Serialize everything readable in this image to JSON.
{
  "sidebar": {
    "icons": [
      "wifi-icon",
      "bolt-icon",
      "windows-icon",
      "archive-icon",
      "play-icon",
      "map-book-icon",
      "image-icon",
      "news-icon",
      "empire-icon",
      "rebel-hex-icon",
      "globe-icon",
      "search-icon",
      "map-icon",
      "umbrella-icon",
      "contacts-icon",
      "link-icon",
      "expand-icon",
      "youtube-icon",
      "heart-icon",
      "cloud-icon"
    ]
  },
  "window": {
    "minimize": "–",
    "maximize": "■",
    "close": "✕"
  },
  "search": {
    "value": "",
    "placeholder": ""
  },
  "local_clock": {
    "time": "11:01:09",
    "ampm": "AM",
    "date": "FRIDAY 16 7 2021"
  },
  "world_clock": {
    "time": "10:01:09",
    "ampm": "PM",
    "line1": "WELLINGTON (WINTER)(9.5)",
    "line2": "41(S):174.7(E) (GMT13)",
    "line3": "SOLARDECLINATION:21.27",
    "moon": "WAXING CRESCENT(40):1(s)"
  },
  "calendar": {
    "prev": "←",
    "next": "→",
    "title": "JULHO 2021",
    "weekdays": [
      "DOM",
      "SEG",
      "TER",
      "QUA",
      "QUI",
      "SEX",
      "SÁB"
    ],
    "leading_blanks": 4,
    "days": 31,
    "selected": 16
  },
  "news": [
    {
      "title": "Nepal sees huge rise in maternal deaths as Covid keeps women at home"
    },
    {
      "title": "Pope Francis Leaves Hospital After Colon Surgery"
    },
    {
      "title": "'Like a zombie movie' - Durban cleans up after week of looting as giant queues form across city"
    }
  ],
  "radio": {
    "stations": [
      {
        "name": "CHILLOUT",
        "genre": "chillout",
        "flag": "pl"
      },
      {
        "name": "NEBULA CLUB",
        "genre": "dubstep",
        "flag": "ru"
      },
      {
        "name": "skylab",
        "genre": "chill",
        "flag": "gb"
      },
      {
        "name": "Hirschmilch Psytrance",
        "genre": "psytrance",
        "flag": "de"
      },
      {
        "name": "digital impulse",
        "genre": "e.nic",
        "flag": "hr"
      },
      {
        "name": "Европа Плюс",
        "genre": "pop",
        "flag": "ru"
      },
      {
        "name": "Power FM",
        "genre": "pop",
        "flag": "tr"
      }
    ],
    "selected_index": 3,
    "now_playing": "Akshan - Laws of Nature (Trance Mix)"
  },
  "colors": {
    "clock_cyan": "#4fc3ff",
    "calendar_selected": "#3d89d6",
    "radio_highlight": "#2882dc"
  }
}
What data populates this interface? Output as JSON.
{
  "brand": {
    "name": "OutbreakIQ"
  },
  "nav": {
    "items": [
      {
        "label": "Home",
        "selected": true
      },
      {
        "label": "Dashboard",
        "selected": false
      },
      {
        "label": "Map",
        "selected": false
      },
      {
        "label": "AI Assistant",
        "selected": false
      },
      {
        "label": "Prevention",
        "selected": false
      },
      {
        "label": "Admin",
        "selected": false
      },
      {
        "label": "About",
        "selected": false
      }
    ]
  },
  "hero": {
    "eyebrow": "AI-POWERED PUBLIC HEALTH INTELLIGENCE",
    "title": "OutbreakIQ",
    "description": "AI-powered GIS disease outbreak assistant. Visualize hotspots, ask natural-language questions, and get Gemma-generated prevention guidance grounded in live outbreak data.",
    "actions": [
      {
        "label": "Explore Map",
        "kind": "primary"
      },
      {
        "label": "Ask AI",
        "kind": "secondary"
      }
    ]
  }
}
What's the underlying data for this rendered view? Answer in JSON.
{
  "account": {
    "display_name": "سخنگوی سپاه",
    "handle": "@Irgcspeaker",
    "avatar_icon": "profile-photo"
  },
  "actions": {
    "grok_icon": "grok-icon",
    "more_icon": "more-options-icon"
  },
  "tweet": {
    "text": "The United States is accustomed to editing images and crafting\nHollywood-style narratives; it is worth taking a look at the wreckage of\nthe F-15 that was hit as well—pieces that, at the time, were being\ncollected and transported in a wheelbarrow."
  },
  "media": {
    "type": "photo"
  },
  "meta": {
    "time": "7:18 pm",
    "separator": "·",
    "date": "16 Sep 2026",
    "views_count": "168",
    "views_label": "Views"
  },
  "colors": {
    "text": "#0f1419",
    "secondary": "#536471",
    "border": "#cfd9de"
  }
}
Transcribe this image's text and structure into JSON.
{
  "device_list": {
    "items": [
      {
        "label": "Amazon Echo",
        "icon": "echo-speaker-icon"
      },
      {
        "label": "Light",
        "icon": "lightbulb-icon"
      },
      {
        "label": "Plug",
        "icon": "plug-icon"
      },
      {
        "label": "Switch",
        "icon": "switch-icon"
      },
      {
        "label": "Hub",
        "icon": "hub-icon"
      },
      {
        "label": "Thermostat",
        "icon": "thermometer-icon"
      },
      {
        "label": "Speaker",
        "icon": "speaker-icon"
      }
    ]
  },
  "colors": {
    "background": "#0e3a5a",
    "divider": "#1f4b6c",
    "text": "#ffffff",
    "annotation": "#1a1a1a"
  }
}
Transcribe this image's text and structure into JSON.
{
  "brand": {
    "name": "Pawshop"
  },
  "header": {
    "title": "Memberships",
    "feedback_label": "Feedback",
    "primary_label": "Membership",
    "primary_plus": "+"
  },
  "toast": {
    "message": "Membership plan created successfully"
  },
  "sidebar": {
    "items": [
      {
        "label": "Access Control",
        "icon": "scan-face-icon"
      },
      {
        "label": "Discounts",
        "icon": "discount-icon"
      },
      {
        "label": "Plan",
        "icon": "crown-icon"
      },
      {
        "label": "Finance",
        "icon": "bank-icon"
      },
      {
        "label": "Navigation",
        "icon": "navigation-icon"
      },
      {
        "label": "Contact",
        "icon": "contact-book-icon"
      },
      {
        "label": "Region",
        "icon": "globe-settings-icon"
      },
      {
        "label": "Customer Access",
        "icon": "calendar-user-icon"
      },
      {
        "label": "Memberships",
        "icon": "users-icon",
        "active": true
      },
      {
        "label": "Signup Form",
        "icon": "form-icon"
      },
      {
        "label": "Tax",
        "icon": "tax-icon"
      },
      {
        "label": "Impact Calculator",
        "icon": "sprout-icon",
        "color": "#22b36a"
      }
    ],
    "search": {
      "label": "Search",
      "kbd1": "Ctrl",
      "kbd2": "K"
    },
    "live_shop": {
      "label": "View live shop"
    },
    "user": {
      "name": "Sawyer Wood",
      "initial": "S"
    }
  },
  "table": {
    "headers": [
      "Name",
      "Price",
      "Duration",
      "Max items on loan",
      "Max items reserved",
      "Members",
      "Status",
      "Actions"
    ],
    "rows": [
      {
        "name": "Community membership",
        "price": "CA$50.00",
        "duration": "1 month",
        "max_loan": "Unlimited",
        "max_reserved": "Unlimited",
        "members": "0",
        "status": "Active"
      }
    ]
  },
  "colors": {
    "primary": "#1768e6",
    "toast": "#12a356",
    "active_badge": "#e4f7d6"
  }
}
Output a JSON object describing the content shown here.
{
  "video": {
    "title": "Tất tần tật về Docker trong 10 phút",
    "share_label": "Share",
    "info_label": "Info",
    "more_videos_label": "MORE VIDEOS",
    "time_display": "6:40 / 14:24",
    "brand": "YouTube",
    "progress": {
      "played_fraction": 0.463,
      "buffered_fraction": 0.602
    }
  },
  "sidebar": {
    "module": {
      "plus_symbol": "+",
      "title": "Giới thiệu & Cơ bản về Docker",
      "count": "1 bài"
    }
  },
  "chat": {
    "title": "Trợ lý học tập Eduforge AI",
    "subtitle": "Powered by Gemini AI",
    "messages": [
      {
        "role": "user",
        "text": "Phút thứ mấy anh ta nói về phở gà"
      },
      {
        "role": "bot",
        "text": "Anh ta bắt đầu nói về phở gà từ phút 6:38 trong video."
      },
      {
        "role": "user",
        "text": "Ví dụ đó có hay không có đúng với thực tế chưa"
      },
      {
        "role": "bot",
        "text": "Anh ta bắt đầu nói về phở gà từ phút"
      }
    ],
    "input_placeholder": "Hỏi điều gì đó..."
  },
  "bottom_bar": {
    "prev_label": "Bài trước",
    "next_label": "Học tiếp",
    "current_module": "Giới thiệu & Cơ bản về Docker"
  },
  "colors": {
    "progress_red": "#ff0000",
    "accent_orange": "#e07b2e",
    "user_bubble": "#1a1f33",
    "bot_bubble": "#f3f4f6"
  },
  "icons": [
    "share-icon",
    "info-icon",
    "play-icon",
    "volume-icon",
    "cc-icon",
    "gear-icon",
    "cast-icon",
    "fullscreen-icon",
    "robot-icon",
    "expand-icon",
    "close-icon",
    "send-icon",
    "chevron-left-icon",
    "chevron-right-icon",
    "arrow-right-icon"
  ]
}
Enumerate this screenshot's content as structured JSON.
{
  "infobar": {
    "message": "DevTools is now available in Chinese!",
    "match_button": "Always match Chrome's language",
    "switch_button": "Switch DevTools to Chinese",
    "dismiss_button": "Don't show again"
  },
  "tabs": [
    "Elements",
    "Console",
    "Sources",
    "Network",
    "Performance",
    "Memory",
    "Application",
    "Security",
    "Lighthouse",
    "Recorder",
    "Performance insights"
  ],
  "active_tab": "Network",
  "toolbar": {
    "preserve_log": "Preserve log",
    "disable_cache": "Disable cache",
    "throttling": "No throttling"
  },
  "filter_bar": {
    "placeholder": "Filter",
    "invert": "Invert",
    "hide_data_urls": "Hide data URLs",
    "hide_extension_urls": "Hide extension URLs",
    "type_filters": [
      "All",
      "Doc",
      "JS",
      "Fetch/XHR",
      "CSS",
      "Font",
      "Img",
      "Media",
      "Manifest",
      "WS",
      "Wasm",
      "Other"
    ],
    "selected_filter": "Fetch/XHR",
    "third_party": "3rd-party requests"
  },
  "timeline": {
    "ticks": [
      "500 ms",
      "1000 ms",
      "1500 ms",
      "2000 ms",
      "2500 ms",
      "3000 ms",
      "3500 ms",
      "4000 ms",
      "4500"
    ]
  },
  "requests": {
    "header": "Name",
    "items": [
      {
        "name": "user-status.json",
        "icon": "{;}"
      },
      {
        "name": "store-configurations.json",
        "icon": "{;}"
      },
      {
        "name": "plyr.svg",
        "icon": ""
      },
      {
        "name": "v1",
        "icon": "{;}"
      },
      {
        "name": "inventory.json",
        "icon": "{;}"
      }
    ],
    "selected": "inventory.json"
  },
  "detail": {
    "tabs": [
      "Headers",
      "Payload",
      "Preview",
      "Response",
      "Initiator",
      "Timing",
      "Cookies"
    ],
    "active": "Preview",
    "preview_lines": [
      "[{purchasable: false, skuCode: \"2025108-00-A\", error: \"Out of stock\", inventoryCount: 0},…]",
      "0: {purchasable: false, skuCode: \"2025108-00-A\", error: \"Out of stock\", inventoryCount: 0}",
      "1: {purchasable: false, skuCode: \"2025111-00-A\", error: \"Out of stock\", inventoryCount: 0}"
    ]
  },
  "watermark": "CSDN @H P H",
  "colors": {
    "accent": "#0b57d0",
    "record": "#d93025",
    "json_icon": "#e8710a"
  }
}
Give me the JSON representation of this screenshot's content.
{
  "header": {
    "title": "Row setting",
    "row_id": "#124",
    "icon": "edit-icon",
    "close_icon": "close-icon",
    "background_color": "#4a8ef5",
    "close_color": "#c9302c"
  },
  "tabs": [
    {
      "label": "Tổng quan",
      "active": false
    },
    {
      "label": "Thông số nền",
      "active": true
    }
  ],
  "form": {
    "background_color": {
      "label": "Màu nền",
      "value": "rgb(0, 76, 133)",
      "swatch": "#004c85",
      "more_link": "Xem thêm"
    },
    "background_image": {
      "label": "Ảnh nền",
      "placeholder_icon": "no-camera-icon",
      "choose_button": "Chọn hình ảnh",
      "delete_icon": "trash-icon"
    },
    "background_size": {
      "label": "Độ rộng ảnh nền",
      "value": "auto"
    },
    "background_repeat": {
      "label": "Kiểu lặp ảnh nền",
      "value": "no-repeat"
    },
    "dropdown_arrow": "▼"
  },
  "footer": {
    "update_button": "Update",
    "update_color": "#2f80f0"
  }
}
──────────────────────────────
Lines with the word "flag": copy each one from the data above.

**TASK RESULT:**
        "flag": "pl"
        "flag": "ru"
        "flag": "gb"
        "flag": "de"
        "flag": "hr"
        "flag": "ru"
        "flag": "tr"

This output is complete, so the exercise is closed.